Records to use>
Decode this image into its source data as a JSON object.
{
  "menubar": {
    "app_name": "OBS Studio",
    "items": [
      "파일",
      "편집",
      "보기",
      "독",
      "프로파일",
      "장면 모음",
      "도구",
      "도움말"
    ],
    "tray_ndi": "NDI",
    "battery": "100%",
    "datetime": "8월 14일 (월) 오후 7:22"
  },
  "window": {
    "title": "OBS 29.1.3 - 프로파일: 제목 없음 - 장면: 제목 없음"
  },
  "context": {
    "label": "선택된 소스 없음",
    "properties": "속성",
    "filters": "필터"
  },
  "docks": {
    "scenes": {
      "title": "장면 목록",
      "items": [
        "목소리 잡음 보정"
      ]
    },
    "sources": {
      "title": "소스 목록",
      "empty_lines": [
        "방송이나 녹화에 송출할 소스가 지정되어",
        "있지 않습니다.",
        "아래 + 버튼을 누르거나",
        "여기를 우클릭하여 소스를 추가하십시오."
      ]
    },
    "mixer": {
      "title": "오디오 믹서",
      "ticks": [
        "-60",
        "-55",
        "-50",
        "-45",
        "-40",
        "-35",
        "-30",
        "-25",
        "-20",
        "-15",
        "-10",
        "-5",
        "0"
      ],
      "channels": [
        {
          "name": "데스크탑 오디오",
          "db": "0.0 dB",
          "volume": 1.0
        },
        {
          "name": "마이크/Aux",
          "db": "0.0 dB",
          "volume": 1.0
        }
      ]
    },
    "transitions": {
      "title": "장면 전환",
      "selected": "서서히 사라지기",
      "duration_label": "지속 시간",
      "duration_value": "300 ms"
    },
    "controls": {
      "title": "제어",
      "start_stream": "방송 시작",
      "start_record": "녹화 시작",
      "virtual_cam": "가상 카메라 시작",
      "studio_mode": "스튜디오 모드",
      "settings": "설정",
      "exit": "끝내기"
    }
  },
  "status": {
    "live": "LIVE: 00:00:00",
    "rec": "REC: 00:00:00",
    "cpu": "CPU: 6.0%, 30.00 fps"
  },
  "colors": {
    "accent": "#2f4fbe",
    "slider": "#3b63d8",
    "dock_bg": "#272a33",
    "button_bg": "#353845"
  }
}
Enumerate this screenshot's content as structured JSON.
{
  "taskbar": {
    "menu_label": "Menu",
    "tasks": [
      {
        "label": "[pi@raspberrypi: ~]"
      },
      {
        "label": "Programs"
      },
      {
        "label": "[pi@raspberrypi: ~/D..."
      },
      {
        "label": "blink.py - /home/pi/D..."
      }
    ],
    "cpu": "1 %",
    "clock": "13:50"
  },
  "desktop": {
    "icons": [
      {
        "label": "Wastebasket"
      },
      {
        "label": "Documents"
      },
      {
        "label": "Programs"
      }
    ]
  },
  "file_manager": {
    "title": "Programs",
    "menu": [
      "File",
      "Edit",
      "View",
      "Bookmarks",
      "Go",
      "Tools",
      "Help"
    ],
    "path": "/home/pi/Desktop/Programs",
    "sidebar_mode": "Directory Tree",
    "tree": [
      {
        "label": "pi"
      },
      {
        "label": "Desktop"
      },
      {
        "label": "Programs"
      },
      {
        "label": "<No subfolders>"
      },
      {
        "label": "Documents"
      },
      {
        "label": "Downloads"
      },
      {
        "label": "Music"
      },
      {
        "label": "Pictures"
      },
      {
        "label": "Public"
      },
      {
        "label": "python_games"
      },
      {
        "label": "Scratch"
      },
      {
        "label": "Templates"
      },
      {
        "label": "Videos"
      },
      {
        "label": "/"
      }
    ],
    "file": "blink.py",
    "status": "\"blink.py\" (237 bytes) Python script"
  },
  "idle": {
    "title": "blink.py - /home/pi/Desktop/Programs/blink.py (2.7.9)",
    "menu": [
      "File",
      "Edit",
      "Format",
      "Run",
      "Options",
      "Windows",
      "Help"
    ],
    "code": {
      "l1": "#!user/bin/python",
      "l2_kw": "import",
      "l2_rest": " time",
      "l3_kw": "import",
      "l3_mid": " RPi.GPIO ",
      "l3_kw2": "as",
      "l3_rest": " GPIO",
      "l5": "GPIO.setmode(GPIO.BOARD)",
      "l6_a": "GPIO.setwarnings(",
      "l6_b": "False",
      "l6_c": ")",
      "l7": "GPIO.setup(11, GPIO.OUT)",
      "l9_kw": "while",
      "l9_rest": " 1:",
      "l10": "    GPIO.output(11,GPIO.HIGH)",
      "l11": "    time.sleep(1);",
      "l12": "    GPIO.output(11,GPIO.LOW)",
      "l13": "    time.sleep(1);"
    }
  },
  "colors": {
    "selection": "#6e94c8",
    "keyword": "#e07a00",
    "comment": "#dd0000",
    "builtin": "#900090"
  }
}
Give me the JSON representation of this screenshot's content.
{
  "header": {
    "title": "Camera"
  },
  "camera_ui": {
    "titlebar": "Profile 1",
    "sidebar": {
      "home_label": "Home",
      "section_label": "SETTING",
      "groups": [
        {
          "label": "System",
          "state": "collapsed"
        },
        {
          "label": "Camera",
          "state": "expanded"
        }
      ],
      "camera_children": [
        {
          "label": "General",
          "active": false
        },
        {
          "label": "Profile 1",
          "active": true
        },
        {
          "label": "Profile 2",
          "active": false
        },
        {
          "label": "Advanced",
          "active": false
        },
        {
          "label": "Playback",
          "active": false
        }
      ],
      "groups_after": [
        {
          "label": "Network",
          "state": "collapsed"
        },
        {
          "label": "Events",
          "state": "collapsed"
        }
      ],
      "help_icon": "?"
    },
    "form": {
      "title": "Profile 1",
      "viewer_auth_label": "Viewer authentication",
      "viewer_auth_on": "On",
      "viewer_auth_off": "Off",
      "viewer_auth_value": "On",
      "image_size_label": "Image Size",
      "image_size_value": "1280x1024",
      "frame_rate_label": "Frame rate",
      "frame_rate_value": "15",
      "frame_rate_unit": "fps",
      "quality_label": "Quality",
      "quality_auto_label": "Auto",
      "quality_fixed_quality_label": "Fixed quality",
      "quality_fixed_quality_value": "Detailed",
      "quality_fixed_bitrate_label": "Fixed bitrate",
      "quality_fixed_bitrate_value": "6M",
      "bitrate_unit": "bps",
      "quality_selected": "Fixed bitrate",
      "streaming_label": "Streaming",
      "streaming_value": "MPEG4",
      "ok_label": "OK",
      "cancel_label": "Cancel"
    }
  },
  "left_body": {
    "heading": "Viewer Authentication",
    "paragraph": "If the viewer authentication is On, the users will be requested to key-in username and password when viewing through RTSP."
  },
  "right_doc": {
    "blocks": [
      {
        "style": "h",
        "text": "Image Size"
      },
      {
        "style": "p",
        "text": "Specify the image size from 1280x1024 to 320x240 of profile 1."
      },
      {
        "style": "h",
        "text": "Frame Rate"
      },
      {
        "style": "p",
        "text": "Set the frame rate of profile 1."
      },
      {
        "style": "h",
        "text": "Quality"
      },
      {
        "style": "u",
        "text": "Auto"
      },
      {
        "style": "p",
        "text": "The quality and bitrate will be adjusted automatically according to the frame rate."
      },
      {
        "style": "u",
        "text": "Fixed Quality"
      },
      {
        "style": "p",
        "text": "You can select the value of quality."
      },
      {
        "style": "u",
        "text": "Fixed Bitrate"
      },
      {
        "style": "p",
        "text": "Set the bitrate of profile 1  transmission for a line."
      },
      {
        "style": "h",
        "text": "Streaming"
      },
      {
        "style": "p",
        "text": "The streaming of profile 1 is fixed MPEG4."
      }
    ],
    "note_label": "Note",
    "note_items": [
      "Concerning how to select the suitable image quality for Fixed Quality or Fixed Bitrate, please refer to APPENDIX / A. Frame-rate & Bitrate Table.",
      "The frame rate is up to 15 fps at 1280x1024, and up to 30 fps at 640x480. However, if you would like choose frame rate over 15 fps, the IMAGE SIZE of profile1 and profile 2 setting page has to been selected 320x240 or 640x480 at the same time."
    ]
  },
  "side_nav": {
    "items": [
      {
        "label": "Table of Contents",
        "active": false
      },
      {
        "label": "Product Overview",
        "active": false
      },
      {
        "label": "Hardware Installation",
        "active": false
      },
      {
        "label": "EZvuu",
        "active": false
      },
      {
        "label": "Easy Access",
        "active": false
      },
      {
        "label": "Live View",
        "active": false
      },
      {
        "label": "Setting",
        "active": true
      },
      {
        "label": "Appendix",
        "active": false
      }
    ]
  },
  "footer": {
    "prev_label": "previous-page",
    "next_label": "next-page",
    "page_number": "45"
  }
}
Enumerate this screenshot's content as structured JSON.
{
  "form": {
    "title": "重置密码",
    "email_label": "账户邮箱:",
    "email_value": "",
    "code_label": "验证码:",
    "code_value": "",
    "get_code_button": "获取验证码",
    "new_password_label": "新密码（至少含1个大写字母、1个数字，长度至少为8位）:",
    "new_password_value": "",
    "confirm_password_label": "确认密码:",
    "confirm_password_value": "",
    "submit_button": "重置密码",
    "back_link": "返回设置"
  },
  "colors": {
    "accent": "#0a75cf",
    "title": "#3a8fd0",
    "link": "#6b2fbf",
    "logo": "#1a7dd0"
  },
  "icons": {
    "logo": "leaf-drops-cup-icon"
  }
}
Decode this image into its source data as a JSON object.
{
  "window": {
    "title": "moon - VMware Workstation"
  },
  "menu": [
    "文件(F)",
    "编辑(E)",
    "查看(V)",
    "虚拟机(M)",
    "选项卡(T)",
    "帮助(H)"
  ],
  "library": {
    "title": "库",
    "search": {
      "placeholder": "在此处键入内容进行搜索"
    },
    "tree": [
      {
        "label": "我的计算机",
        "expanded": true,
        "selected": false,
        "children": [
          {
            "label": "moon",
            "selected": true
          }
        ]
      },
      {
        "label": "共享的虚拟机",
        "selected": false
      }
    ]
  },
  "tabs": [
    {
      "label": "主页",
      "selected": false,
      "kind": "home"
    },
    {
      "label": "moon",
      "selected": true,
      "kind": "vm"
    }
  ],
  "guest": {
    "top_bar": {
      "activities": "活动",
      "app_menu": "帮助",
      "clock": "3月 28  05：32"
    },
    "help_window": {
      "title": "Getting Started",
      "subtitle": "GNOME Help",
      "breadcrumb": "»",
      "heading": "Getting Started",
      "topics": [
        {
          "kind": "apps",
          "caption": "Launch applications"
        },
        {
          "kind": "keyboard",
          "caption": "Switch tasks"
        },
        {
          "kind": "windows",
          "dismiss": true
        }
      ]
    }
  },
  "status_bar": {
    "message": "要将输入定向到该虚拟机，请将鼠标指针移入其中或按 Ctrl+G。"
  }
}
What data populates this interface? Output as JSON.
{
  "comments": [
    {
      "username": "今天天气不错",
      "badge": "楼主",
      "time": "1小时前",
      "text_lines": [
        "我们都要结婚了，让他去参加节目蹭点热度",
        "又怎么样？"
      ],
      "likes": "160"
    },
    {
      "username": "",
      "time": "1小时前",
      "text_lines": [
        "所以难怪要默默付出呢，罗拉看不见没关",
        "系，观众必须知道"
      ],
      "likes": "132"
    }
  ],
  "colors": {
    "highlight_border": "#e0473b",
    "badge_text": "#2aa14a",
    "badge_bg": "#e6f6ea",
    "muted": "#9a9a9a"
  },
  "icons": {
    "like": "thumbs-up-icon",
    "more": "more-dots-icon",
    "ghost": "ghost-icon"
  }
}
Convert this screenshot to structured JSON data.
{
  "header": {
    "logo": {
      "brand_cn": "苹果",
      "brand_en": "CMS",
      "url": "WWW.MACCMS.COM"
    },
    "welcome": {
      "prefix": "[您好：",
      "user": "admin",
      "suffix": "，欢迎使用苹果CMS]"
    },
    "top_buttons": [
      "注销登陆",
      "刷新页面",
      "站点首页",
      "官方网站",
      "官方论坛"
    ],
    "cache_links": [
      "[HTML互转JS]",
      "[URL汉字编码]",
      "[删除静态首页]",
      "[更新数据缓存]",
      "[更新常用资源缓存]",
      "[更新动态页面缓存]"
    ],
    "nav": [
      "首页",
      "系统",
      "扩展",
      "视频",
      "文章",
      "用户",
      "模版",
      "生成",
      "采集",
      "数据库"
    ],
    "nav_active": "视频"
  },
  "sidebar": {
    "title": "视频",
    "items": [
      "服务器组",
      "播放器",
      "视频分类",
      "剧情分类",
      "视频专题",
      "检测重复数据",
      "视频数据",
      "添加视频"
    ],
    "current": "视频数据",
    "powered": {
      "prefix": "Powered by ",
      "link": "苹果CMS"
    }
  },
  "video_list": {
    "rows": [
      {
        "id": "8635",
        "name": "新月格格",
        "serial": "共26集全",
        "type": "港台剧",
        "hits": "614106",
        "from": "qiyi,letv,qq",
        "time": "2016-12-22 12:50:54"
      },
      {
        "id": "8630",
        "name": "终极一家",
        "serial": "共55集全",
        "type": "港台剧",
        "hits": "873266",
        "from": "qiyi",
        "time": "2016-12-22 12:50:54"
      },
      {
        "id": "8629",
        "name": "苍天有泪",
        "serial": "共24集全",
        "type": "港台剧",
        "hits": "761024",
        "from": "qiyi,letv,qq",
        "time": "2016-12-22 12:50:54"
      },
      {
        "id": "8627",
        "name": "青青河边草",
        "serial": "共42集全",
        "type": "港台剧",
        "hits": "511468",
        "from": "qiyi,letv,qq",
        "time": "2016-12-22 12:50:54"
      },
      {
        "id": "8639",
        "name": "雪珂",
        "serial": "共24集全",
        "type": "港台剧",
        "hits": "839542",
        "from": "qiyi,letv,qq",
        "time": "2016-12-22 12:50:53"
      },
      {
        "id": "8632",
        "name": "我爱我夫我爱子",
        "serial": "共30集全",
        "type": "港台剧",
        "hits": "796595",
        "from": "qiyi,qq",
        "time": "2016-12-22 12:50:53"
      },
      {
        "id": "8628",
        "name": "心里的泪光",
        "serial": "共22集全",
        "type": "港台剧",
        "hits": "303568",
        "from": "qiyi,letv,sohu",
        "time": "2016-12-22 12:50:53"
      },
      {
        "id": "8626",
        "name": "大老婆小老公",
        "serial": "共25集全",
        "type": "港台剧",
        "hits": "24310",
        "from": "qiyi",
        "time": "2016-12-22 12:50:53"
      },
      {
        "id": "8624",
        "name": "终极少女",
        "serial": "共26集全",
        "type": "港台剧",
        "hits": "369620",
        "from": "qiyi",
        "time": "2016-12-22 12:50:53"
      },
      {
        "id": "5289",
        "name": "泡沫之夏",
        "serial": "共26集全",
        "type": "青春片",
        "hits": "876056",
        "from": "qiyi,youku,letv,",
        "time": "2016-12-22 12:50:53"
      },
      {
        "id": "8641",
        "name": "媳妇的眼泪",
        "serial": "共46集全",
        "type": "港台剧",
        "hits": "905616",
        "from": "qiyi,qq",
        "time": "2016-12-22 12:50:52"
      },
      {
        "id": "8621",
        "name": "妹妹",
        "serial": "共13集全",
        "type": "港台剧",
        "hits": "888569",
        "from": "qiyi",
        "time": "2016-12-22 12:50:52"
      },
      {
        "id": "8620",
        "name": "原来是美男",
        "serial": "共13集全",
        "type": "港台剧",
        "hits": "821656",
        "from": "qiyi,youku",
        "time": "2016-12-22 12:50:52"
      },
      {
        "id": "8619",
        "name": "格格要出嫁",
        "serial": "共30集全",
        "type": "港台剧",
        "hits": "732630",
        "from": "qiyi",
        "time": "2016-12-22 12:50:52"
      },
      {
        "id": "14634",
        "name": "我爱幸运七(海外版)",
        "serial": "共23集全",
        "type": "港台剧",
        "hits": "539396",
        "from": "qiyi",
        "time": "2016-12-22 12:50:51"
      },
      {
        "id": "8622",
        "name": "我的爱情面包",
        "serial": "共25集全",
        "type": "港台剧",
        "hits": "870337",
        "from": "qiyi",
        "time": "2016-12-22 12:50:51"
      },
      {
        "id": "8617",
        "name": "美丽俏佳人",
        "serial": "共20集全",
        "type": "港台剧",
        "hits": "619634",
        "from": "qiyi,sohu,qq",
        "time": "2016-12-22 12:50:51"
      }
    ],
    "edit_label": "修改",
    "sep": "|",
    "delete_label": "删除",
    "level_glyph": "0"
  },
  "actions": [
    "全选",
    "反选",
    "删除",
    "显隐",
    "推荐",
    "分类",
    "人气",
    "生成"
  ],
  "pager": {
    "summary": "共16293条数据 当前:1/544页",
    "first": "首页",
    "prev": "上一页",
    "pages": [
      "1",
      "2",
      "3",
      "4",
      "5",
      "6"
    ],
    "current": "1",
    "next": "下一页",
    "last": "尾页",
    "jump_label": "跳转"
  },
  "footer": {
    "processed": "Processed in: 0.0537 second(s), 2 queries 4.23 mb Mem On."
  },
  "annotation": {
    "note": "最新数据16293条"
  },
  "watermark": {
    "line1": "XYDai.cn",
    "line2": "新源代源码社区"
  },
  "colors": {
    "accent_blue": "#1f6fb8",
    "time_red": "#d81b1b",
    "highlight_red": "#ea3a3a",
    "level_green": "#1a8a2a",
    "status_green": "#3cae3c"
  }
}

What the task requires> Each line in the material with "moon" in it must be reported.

Result below>
    "title": "moon - VMware Workstation"
            "label": "moon",
      "label": "moon",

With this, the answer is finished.